As tangled as this character could be, Alia Bhatt has managed to portray it in as intricate manner as she would have gone through it on the paper. In one of the scenes, Kaira displays her anger at a shopping outlet by smashing jars to the grounds and walks out after arrogantly hurling some cash at the counter. Now, scenes like these keep you worried for the protagonist and at the same time you are left muddled as to or not to sympathize for her.
Shah Rukh Khan captivates the moment his presence is felt, mind you, felt and not seen on the screen. As Jahangir Khan, SRK is sensationally endearing, in spite of his unconventional therapies. The methods used by Khan to heal the mentally unstable, love lost Kaira is at times humorous and heart-rending at most of the places. He tells stories to Kaira that she fails to re-narrate and he charms, he compares life’s complications to the waves on the beach and he charms, he compares love to chair and yet he charms effortlessly.

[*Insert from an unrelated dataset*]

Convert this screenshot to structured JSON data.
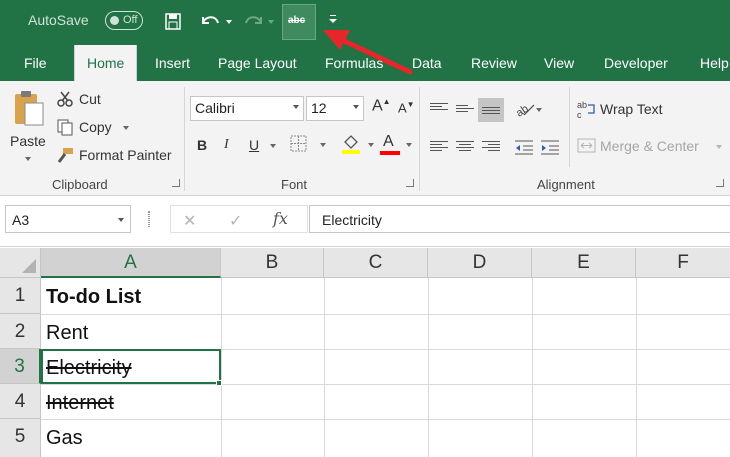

Gauri Shinde tries to explore the shame that one experiences when therapy seems like a solution. Through this movie, she succeeds in making you realize that failure is not eternal and agreeing for a solution is no shame. But when compared to her previous stint at directing, Gauri Shinde goes way below the bar. English Vinglish was easily relatable to every class and individual though with Dear Zindagi, you don’t relate to Alia Bhatt entirely.
Dear Zindagi caters to the niche audience and will find it tough to leave a mark on the rest. The movie is enjoyable in parts and it is Alia’s upsetting sense of humour that will make you like her in spite of her wrongs. It is sheer joy to watch SRK swaying through the movie with ease and throwing away pieces of advice, every time he appears on the screen, like he is a pro. Other minor characters do their job well but it is Yashaswini Dayama, who is the most likable one of the lot from the friend list that Kaira holds too dear to her.
With the ongoing demonetization scenario in the country, Dear Zindagi seems to be a necessity for the pseudo modern country that we are living in. So just spend on this one.
We go with 3.5 out of 5 for this high on drama saga.